His singing career started in the 1950s. Dr Fitrat was a self-taught musician who used to practice at home late at night, sitting under a blanket with his harmonium to deaden the sound, so that his father sleeping below should not know what he was up to. When he started singing for Radio Afghanistan he did so under the name of Nashenas (the Unknown One), in order to hide his identity. It was several years before he felt able to reveal to his father that he was by now the famous radio singer. Despite having recorded some 400 songs for Radio Afghanistan and various record and cassette companies, Nashenas is proud of the fact that he never made his living from singing. Music remained for him a true shauq, a hobby pursued with passionate fervour. As a singer he made various visits to India, Nepal, Pakistan, Iran to perform Afghan music on behalf of the Ministry of Information and Culture, but his career was mostly spent working for the Ministry, in it History Dept., and for Radio Afghanistan. He remained in Kabul and was demoted to a humble position within the Ministry because of his refusal to join the ruling PDPA party.
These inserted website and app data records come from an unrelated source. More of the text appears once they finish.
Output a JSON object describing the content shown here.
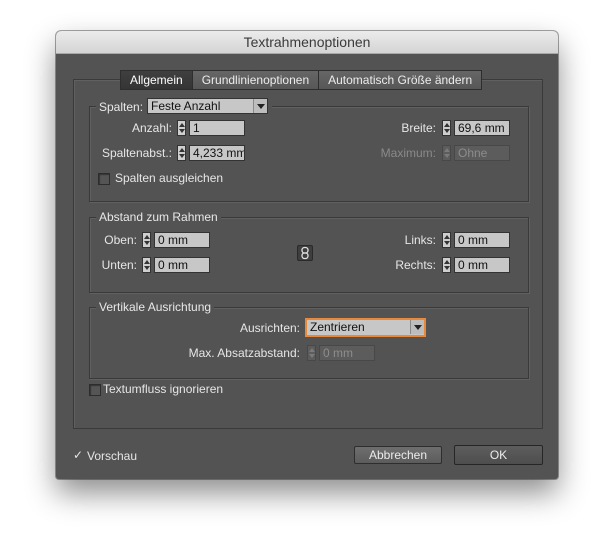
{
  "window": {
    "title": "Textrahmenoptionen"
  },
  "tabs": [
    {
      "label": "Allgemein",
      "active": true
    },
    {
      "label": "Grundlinienoptionen",
      "active": false
    },
    {
      "label": "Automatisch Größe ändern",
      "active": false
    }
  ],
  "columns": {
    "legend_label": "Spalten:",
    "type_value": "Feste Anzahl",
    "count_label": "Anzahl:",
    "count_value": "1",
    "gutter_label": "Spaltenabst.:",
    "gutter_value": "4,233 mm",
    "width_label": "Breite:",
    "width_value": "69,6 mm",
    "maximum_label": "Maximum:",
    "maximum_value": "Ohne",
    "balance_label": "Spalten ausgleichen",
    "balance_checked": false
  },
  "inset": {
    "legend": "Abstand zum Rahmen",
    "top_label": "Oben:",
    "top_value": "0 mm",
    "bottom_label": "Unten:",
    "bottom_value": "0 mm",
    "left_label": "Links:",
    "left_value": "0 mm",
    "right_label": "Rechts:",
    "right_value": "0 mm"
  },
  "vertical": {
    "legend": "Vertikale Ausrichtung",
    "align_label": "Ausrichten:",
    "align_value": "Zentrieren",
    "max_spacing_label": "Max. Absatzabstand:",
    "max_spacing_value": "0 mm"
  },
  "ignore_wrap": {
    "label": "Textumfluss ignorieren",
    "checked": false
  },
  "footer": {
    "preview_label": "Vorschau",
    "preview_checked": true,
    "cancel_label": "Abbrechen",
    "ok_label": "OK"
  },
  "colors": {
    "dialog_bg": "#535353",
    "focus_ring": "#e8883a"
  }
}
Nor would he sing songs in support of the Communist pro-Soviet regime. From 1985-89 he was sent to the embassy in Moscow to keep him out of mischief. He returned to Kabul in 1989 and escape with his wife and children to Pakistan a few months later.
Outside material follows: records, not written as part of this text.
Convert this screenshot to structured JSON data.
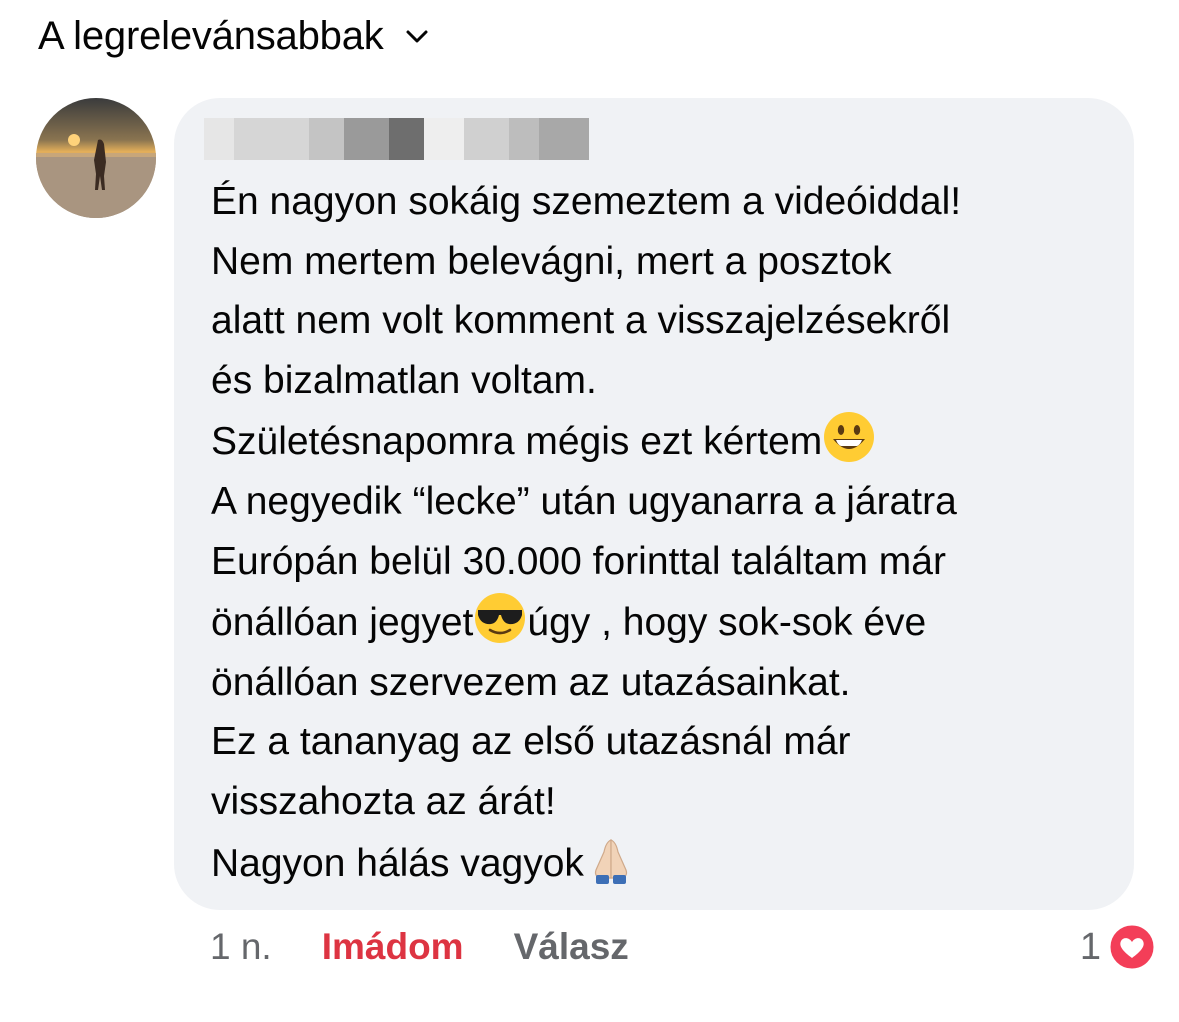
{
  "sort": {
    "label": "A legrelevánsabbak",
    "icon": "chevron-down-icon"
  },
  "comment": {
    "avatar": "profile-photo-beach-sunset",
    "author_redacted": true,
    "lines": [
      "Én nagyon sokáig szemeztem a videóiddal!",
      "Nem mertem belevágni, mert a posztok",
      "alatt nem volt komment a visszajelzésekről",
      "és bizalmatlan voltam.",
      "Születésnapomra mégis ezt kértem",
      "A negyedik “lecke” után ugyanarra a járatra",
      "Európán belül 30.000 forinttal találtam már",
      "önállóan jegyet",
      "úgy , hogy sok-sok éve",
      "önállóan szervezem az utazásainkat.",
      "Ez a tananyag az első utazásnál már",
      "visszahozta az árát!",
      "Nagyon hálás vagyok"
    ],
    "emojis": [
      "grinning-face-emoji",
      "sunglasses-face-emoji",
      "folded-hands-emoji"
    ]
  },
  "meta": {
    "time": "1 n.",
    "reaction": "Imádom",
    "reply": "Válasz",
    "reaction_count": "1",
    "reaction_icon": "heart-icon"
  },
  "colors": {
    "bubble": "#f0f2f5",
    "love": "#dd3442",
    "muted": "#65676b"
  }
}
Nashenas has greater vocal range and more interest in timbrel and dynamic variety than many Afghan singers. He performs in a number of vocal genres including Pashto folk and Afghan popular songs. He is also noted for his rendition of Hindi geet and has often been compared to the great Indian singer Saighal. He is also knowledgeable about Afghan classical music. What really distinguishes him as a performer is his great knowledge of Persian and Pashto classical poetry. Many prominent ghazal singers in Kabul who are from hereditary musician families are non-literate and treat this poetry was though it were an oral tradition. Fro the point of view of the Afghan literati their son texts were often incorrect, with all sorts of errors and other transformations creeping in. Problems of this kind do not arise with the singing of Nashenas.
These recordings were made under the auspices of UNHCR and Lok Virsa, in Islamabad. It was agreed in advance that Nashenas would record a set of ghazals in the style of Kabul, and several musicians were engaged as accompanists: Amir Jan Herawi (rubab), Seid Gol (sarinda), Arif Mahmud Chisthi (tabla) were all Afghan refugees. Ustad Bahktiar (rubab), Allah Rakha Khan (sarangi) and Irshad Ali (tampura) were Pakistani musicians. Nashenas put in a great deal of preparation into the choice of poetry, both the ghazals and the interpolated couplets he would add to them (like picking a bouquet of roses, with a flower from here and flower from there as the Afghan ghazal singers are wont to say) and made copious hand-written notes for his song texts. For some of the ghazals accompaniment is provided only by sarangi, tabla and tampura, while in others rubab and sarinda are included. (Liner Notes)
01 Ey saba, an che shenidi
02 Man-e-sang-dil che asar
04 Da saba bada gozar
06 Haselam zin mazra-e-bi-bar
07 Khat par mukh da sanam
08 Man jan-e-kharabat-am